Trouble finding market value of real estate


I am currently having a very tough time figuring out the market value of real estate in my area of Southern California. The issue is figuring out what is the market value is of properties I am interested in reselling…Do you eliminate short sales and REO properties from your analysis of comparable properties because it seems standard sales usually sell for more money? Or can you get the value by looking at all the available properties on the MLS similar to the sqft of my property?
Sometimes the deals I see are still a deal either way, but a lot of times I pass on properties because of this that I see others buy. I talked to two successful real estate agents and they had opposite answers. One says you have to eliminate short sales/foreclosures in your analysis and sells a lot of real estate at top dollar. The other says the short sales/REO are the market and should be calculated and sells just as much real estate. On one hand, I feel I am losing out on properties because I offer too low, and on the other, if I lose money on a deal, I may no longer have enough cash to invest. Please advise. Thank you in advance for any help.

There are a ton of REOs on the market. To completely eliminate them from your analysis of value would be poor judgement in my opinion. One thing to realize is that the majority of REOs are going to need some work. Some more than others. Some of them will need so much work that they would never pass an inspection for a potential buyer to get a loan on them. That all has to be factored in.
But the bottom line is the foreclosed homes are out there and they’re driving down the values of all the other houses on the market. That’s why you hear of banks wanting to hold some of their inventory off the market and just releasing some homes for market. Flooding the market with foreclosed homes would drive down prices even more.

Thanks for your input, but I don’t understand which one you are saying I should do. I’m sorry, I just realized I should probably be more clear and say I am more interested in how to find out what the after repaired value will be. You said to not eliminate short sales and REO’s from my analysis, but then you say the majority of them need work and are dragging down prices, so if I am flipping a house it seems you are saying it makes sense for me to eliminate them and just look at standard sales that are in good condition to find my value because that is what my property will be. Correct?

If you are going to be working in that area a lot, why not invest in a basic real estate appraisal class? They used to be offered at a low cost in the California Community Colleges Adult evening schools.

You can learn to be your own expert. There are no short cuts to getting good at something like evaluating property prices. No one here can give you a magic formula.

You could also try to get mentored from a local real estate appraiser.

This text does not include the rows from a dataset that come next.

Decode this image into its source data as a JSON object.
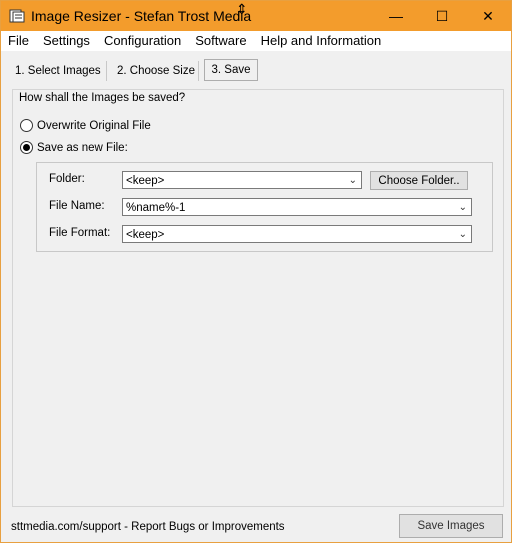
{
  "window": {
    "title": "Image Resizer - Stefan Trost Media",
    "controls": {
      "minimize": "—",
      "maximize": "☐",
      "close": "✕"
    }
  },
  "menu": [
    "File",
    "Settings",
    "Configuration",
    "Software",
    "Help and Information"
  ],
  "tabs": [
    {
      "label": "1. Select Images",
      "selected": false
    },
    {
      "label": "2. Choose Size",
      "selected": false
    },
    {
      "label": "3. Save",
      "selected": true
    }
  ],
  "save": {
    "group_label": "How shall the Images be saved?",
    "options": [
      {
        "label": "Overwrite Original File",
        "checked": false
      },
      {
        "label": "Save as new File:",
        "checked": true
      }
    ],
    "folder": {
      "label": "Folder:",
      "value": "<keep>",
      "button": "Choose Folder.."
    },
    "file_name": {
      "label": "File Name:",
      "value": "%name%-1"
    },
    "file_format": {
      "label": "File Format:",
      "value": "<keep>"
    }
  },
  "footer": {
    "link": "sttmedia.com/support - Report Bugs or Improvements",
    "save_button": "Save Images"
  },
  "colors": {
    "titlebar": "#f39c2c"
  }
}
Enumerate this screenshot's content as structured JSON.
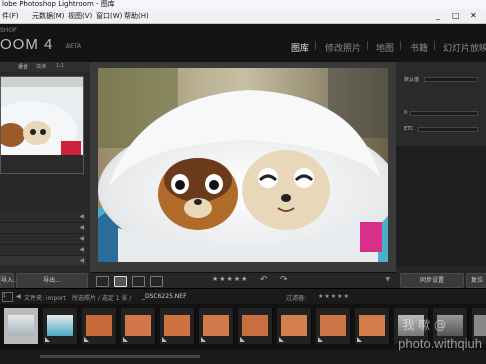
{
  "window": {
    "title": "lobe Photoshop Lightroom - 图库"
  },
  "menubar": {
    "items": [
      "件(F)",
      "元数据(M)",
      "视图(V)",
      "窗口(W)",
      "帮助(H)"
    ],
    "window_controls": [
      "_",
      "□",
      "✕"
    ]
  },
  "identity": {
    "app_small": "SHOP",
    "app_name": "OOM 4",
    "beta": "BETA",
    "modules": [
      "图库",
      "修改照片",
      "地图",
      "书籍",
      "幻灯片放映"
    ]
  },
  "left_panel": {
    "navigator_options": [
      "适合",
      "填满",
      "1:1"
    ],
    "import_label": "导入...",
    "export_label": "导出..."
  },
  "toolbar": {
    "rating": "★★★★★"
  },
  "right_panel": {
    "label_1": "默认值",
    "label_2": "0",
    "label_3": "ETC",
    "sync_label": "同步设置",
    "reset_label": "复位"
  },
  "filmstrip_header": {
    "pages": [
      "1",
      "2"
    ],
    "path_prefix": "文件夹: import",
    "path_meta": "所选照片 / 选定 1 张 /",
    "filename": "_DSC6225.NEF",
    "filter_label": "过滤器:",
    "filter_stars": "★★★★★"
  },
  "filmstrip": {
    "selected_index": 0,
    "count": 13
  },
  "watermark": {
    "cn": "我 嗽 @",
    "url": "photo.withqiuh"
  },
  "colors": {
    "active_module": "#e6e6e6",
    "panel_bg": "#282828",
    "center_bg": "#3a3a3a"
  }
}
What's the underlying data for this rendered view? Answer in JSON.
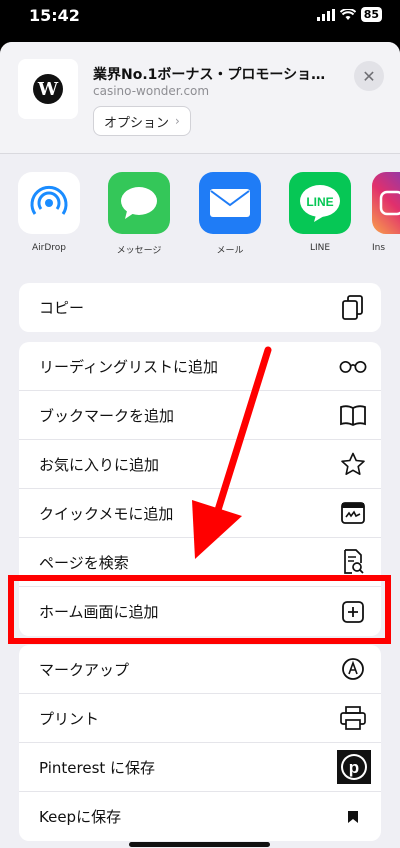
{
  "status": {
    "time": "15:42",
    "battery": "85"
  },
  "header": {
    "title": "業界No.1ボーナス・プロモーショ…",
    "subtitle": "casino-wonder.com",
    "options_label": "オプション",
    "logo_letter": "W"
  },
  "apps": [
    {
      "label": "AirDrop",
      "icon": "airdrop-icon",
      "color": "#ffffff"
    },
    {
      "label": "メッセージ",
      "icon": "messages-icon",
      "color": "#34c759"
    },
    {
      "label": "メール",
      "icon": "mail-icon",
      "color": "#1f7cf6"
    },
    {
      "label": "LINE",
      "icon": "line-icon",
      "color": "#06c755"
    },
    {
      "label": "Ins",
      "icon": "instagram-icon",
      "color": "#c13584"
    }
  ],
  "actions": {
    "group1": [
      {
        "label": "コピー",
        "icon": "copy-icon"
      }
    ],
    "group2": [
      {
        "label": "リーディングリストに追加",
        "icon": "glasses-icon"
      },
      {
        "label": "ブックマークを追加",
        "icon": "book-icon"
      },
      {
        "label": "お気に入りに追加",
        "icon": "star-icon"
      },
      {
        "label": "クイックメモに追加",
        "icon": "quick-note-icon"
      },
      {
        "label": "ページを検索",
        "icon": "find-page-icon"
      },
      {
        "label": "ホーム画面に追加",
        "icon": "add-square-icon"
      }
    ],
    "group3": [
      {
        "label": "マークアップ",
        "icon": "markup-icon"
      },
      {
        "label": "プリント",
        "icon": "printer-icon"
      },
      {
        "label": "Pinterest に保存",
        "icon": "pinterest-icon"
      },
      {
        "label": "Keepに保存",
        "icon": "keep-bookmark-icon"
      }
    ]
  },
  "annotation_color": "#ff0000"
}
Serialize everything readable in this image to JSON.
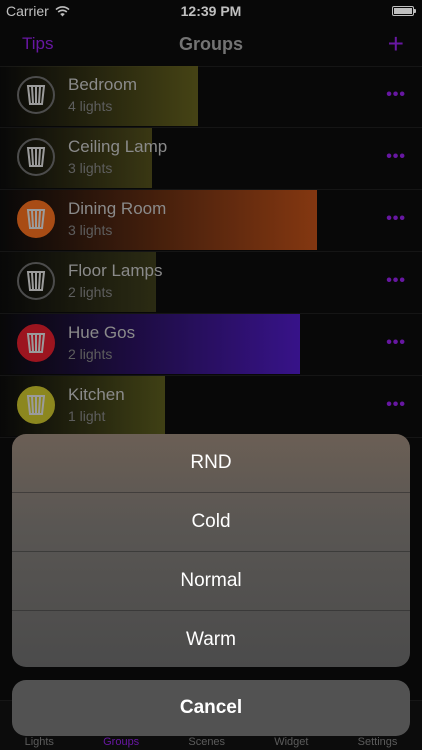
{
  "status_bar": {
    "carrier": "Carrier",
    "time": "12:39 PM"
  },
  "nav": {
    "left_label": "Tips",
    "title": "Groups",
    "add_label": "+"
  },
  "colors": {
    "accent": "#8a1fd8",
    "bedroom": "#5d5a1c",
    "ceiling": "#4d4a1a",
    "dining": "#b04a17",
    "floor": "#3a3a1a",
    "huegos": "#4a19b7",
    "kitchen": "#55561c"
  },
  "groups": [
    {
      "name": "Bedroom",
      "sub": "4 lights",
      "icon": "lamp-icon",
      "brightness": 0.47,
      "bar_color": "bedroom"
    },
    {
      "name": "Ceiling Lamp",
      "sub": "3 lights",
      "icon": "lamp-icon",
      "brightness": 0.36,
      "bar_color": "ceiling"
    },
    {
      "name": "Dining Room",
      "sub": "3 lights",
      "icon": "lamp-icon",
      "brightness": 0.75,
      "bar_color": "dining"
    },
    {
      "name": "Floor Lamps",
      "sub": "2 lights",
      "icon": "lamp-icon",
      "brightness": 0.37,
      "bar_color": "floor"
    },
    {
      "name": "Hue Gos",
      "sub": "2 lights",
      "icon": "lamp-icon",
      "brightness": 0.71,
      "bar_color": "huegos"
    },
    {
      "name": "Kitchen",
      "sub": "1 light",
      "icon": "lamp-icon",
      "brightness": 0.39,
      "bar_color": "kitchen"
    }
  ],
  "action_sheet": {
    "options": [
      "RND",
      "Cold",
      "Normal",
      "Warm"
    ],
    "cancel": "Cancel"
  },
  "tabs": [
    {
      "label": "Lights"
    },
    {
      "label": "Groups"
    },
    {
      "label": "Scenes"
    },
    {
      "label": "Widget"
    },
    {
      "label": "Settings"
    }
  ]
}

Thanks for your reply furnished owner. I have taken some appraisal classes before and I do know a real estate appraiser but his opinion is similar to what I think about all appraisals…they can make a semi-valid argument for just about any purchase price as long as it’s within reason. In my market, I would say they are very good to get a range of value, say between $300k-$350k, which I can do too. But that $50k difference can cost me big on a deal.
So what do you think furnished owner? Should you eliminate comparables that are short sales and reos and pay attention to the comparables that are standard sales of properties in good condition if you are trying to find the after repaired value of a property you will resell?

I think you have to think like a buyer…

Would your end buyer buy a fixer with unknown repairs? Or would that buyer want the move-in ready house?

Do they want the granite counter tops and hardwood floors like the TV shows? If so, give them what they want–just price yours lower than comparable good homes by a few thousand to get the fast sale. Make yours the best deal on the market.

There are a few threads on here by FDJake describing how he did exactly that, pull those out to read.

So I am guessing that you want the standard sales of regular properties IF you are going to fix your buys up to that “mint” level.

After you do a couple you will be the expert on how to price them.


Okay, thanks so much for the help. I guess it’s obvious that what I should be able to get a higher price for a property that is fixed up compared to a short sale or REO in bad condition. But what’s confusing in the comparables is that some REO’s are in good condition and are selling for significantly less ($40-$100k) than similar condition standard sales. The only reason I can think of for this is it may be a little harder for the buyer’s agent and buyer to buy an REO than a standard sale (more paperwork, less guarantees about the property).